Updated: 2014-02-20 10:35
KIEV - Ukrainian President Viktor Yanukovich said he had reached agreement with opposition leaders on a "truce" to halt fighting that has killed 26 people.
A statement on the presidential website announced an accord for "the start to negotiations with the aim of ending bloodshed, and stabilizing the situation in the state in the interest of social peace."
Responding cautiously, US President Barack Obama deemed the truce a "welcome step forward," but said the White House will continue to monitor the situation closely to "ensure that actions mirror words."
A tense stand-off between protesters and riot police continued early on Thursday in Kiev, where the foreign ministers of France, Germany and Poland will later meet Yanukovich before returning to Brussels for a meeting of all 28 European Union foreign ministers to decide on targeted sanctions against those deemed responsible for the violence.
Yanukovich had denounced the bloodshed in central Kiev, where protesters have been dug in for almost three months since he spurned a trade deal with the European Union in favor of closer Russian ties, as an attempted coup.
His security service said it had launched a nationwide "anti-terrorist operation" after arms and ammunition dumps were looted.
The violence, the worst since Ukraine's independence from the Soviet Union 22 years ago, provoked a chorus of condemnation from the West.
EU ambassadors discussed a series of possible steps including asset freezes and travel bans in talks on Wednesday, even though some diplomats have doubts about the effectiveness of such sanctions.
"The European Union will respond to the deterioration on the ground, including via targeted measures," European Council President Herman Van Rompuy said in a statement, while holding out the possibility of trade and political agreement with Ukraine if it meets goals agreed with the EU.
Jumping out ahead of its EU allies, Washington late on Wednesday imposed US visa bans on 20 Ukrainian government officials it considered "responsible for ordering human rights abuses related to political oppression," a senior State Department official said.
"These individuals represent the full chain of command we consider responsible for ordering the security forces to move against" the protesters, the official said.
While declining to name those affected by the bans, which bar them from applying for visas to travel to the United States, the US official said the restrictions were easily reversible if the situation improved.
While EU officials said they were considering targeted sanctions for the "unjustified use of excessive force by the Ukrainian authorities," they noted Yanukovich himself would be excluded from such measures in order to keep channels of dialogue open.
As well as asset freezes and visa bans, ministers will discuss measures to stop riot gear and other equipment being exported to Ukraine and could consider arms restrictions.

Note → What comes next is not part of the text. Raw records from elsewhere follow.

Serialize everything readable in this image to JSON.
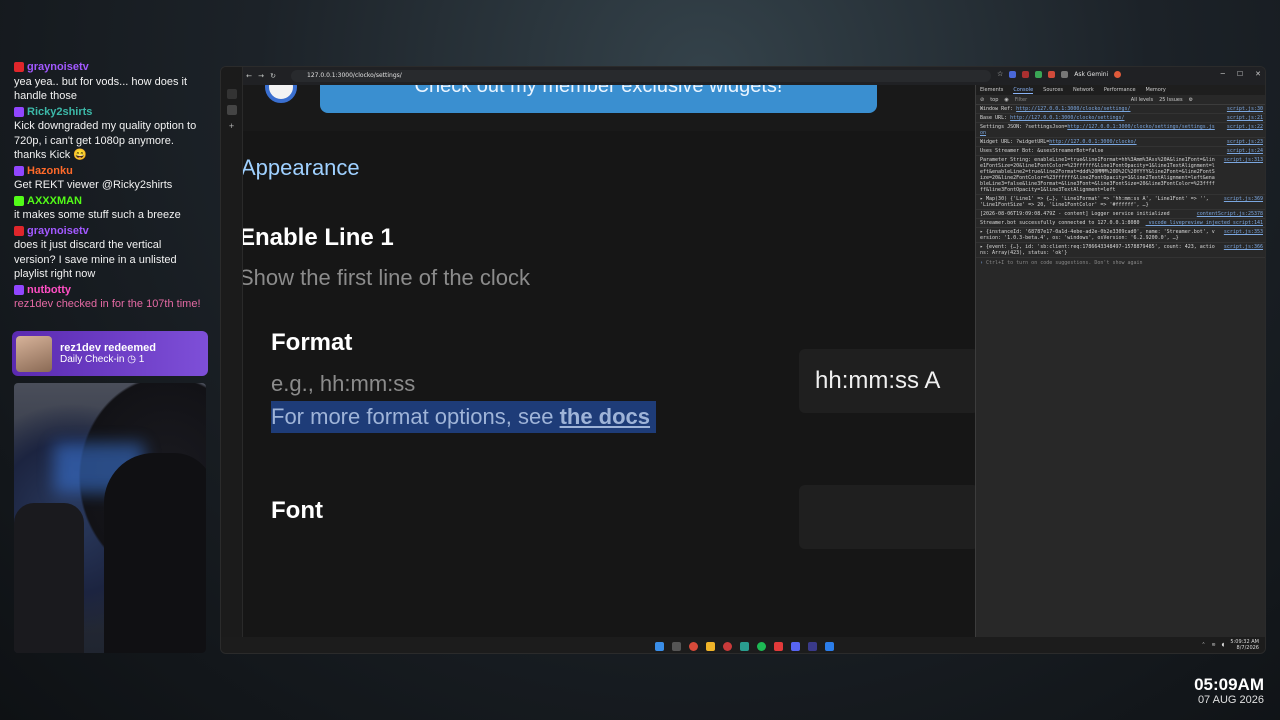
{
  "chat": {
    "messages": [
      {
        "user": "graynoisetv",
        "platform": "youtube",
        "user_color": "#a259ff",
        "text": "yea yea.. but for vods... how does it handle those"
      },
      {
        "user": "Ricky2shirts",
        "platform": "twitch",
        "user_color": "#3cb8a8",
        "text": "Kick downgraded my quality option to 720p, i can't get 1080p anymore. thanks Kick 😄"
      },
      {
        "user": "Hazonku",
        "platform": "twitch",
        "user_color": "#ff6a2a",
        "text": "Get REKT viewer @Ricky2shirts"
      },
      {
        "user": "AXXXMAN",
        "platform": "kick",
        "user_color": "#53fc18",
        "text": "it makes some stuff such a breeze"
      },
      {
        "user": "graynoisetv",
        "platform": "youtube",
        "user_color": "#a259ff",
        "text": "does it just discard the vertical version? I save mine in a unlisted playlist right now"
      },
      {
        "user": "nutbotty",
        "platform": "twitch",
        "user_color": "#ff4fc4",
        "text": "rez1dev checked in for the 107th time!",
        "system": true
      }
    ],
    "redeem": {
      "title": "rez1dev redeemed",
      "subtitle": "Daily Check-in",
      "count": "1"
    }
  },
  "browser": {
    "url": "127.0.0.1:3000/clocko/settings/",
    "ask_gemini": "Ask Gemini"
  },
  "page": {
    "promo_text": "Check out my member exclusive widgets!",
    "section_title": "Appearance",
    "option_title": "Enable Line 1",
    "option_desc": "Show the first line of the clock",
    "format_label": "Format",
    "format_hint": "e.g., hh:mm:ss",
    "format_more_prefix": "For more format options, see ",
    "format_more_link": "the docs",
    "format_value": "hh:mm:ss A",
    "font_label": "Font",
    "font_value": ""
  },
  "devtools": {
    "tabs": [
      "Elements",
      "Console",
      "Sources",
      "Network",
      "Performance",
      "Memory"
    ],
    "active_tab": "Console",
    "context": "top",
    "filter_placeholder": "Filter",
    "levels": "All levels",
    "issues": "25 Issues",
    "logs": [
      {
        "text": "Window Ref: ",
        "link": "http://127.0.0.1:3000/clocko/settings/",
        "src": "script.js:30"
      },
      {
        "text": "Base URL: ",
        "link": "http://127.0.0.1:3000/clocko/settings/",
        "src": "script.js:21"
      },
      {
        "text": "Settings JSON: ?settingsJson=",
        "link": "http://127.0.0.1:3000/clocko/settings/settings.json",
        "src": "script.js:22"
      },
      {
        "text": "Widget URL: ?widgetURL=",
        "link": "http://127.0.0.1:3000/clocko/",
        "src": "script.js:23"
      },
      {
        "text": "Uses Streamer Bot: &usesStreamerBot=false",
        "link": "",
        "src": "script.js:24"
      },
      {
        "text": "Parameter String: enableLine1=true&line1Format=hh%3Amm%3Ass%20A&line1Font=&line1FontSize=20&line1FontColor=%23ffffff&line1FontOpacity=1&line1TextAlignment=left&enableLine2=true&line2Format=ddd%20MMM%20D%2C%20YYYY&line2Font=&line2FontSize=20&line2FontColor=%23ffffff&line2FontOpacity=1&line2TextAlignment=left&enableLine3=false&line3Format=&line3Font=&line3FontSize=20&line3FontColor=%23ffffff&line3FontOpacity=1&line3TextAlignment=left",
        "link": "",
        "src": "script.js:313"
      },
      {
        "text": "▸ Map(30) {'Line1' => {…}, 'Line1Format' => 'hh:mm:ss A', 'Line1Font' => '', 'Line1FontSize' => 20, 'Line1FontColor' => '#ffffff', …}",
        "link": "",
        "src": "script.js:369"
      },
      {
        "text": "[2026-08-06T19:09:08.479Z - content] Logger service initialized",
        "link": "",
        "src": "contentScript.js:25378"
      },
      {
        "text": "Streamer.bot successfully connected to 127.0.0.1:8080",
        "link": "",
        "src": "_vscode_livepreview_injected_script:141"
      },
      {
        "text": "▸ {instanceId: '68787e17-0a1d-4ebe-ad2e-0b2e3309cad0', name: 'Streamer.bot', version: '1.0.3-beta.4', os: 'windows', osVersion: '6.2.9200.0', …}",
        "link": "",
        "src": "script.js:353"
      },
      {
        "text": "▸ {event: {…}, id: 'sb:client:req:1786643348497-1578879485', count: 423, actions: Array(423), status: 'ok'}",
        "link": "",
        "src": "script.js:366"
      }
    ],
    "prompt_hint": "Ctrl+I to turn on code suggestions. Don't show again"
  },
  "taskbar": {
    "time": "5:09:32 AM",
    "date": "8/7/2026"
  },
  "stream_clock": {
    "time": "05:09AM",
    "date": "07 AUG 2026"
  }
}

The United States, going head to head with Russia in a dispute heavy with echoes of the Cold War, had urged Yanukovich to pull back riot police, call a truce and talk to the opposition. But Washington appears to have little direct leverage in the crisis.
Despite that, the Obama administration has invited the leaders of Georgia and Moldova to visit Washington in the next two weeks, congressional aides said on Wednesday, in what appeared to be an effort to show US support for neighbors of Russia concerned about the crisis in Ukraine.
While attending a North American summit in Mexico, Obama called on Ukraine's armed forces to stay out of the conflict and warned there would be consequences for those who "step over the line." The Pentagon said Ukrainian military intervention would harm "our defense relationship."
Reflecting pessimism about the chances for Ukrainian reconciliation after months of internal conflict, a senior US official said the truce declared late on Wednesday was a good sign, but "chances are not good that this is going to work."
The sprawling country of 46 million, with an ailing economy and endemic corruption, is the object of a tug-of-war at a global level between Moscow and the West. But the struggle was played out at close quarters, hand to hand, in fighting through Tuesday night on Kiev's Independence Square, or Maidan.
Russian Foreign Minister Sergei Lavrov blamed the West for encouraging opposition radicals "to act outside of the law."
Fires are still blazing along the barricaded frontline between the protesters and riot police, but there was no immediate sign of a repetition of Tuesday's violence.
Moscow had announced on Monday it would resume stalled aid to Kiev, pledging $2 billion just hours before the crackdown began. The money has not yet arrived, and a Ukrainian government source said it had been delayed till Friday "for technical reasons."
Ukraine's hryvnia currency, flirting with its lowest levels since the global financial crisis five years ago, weakened to more than 9 per dollar for the second time this month.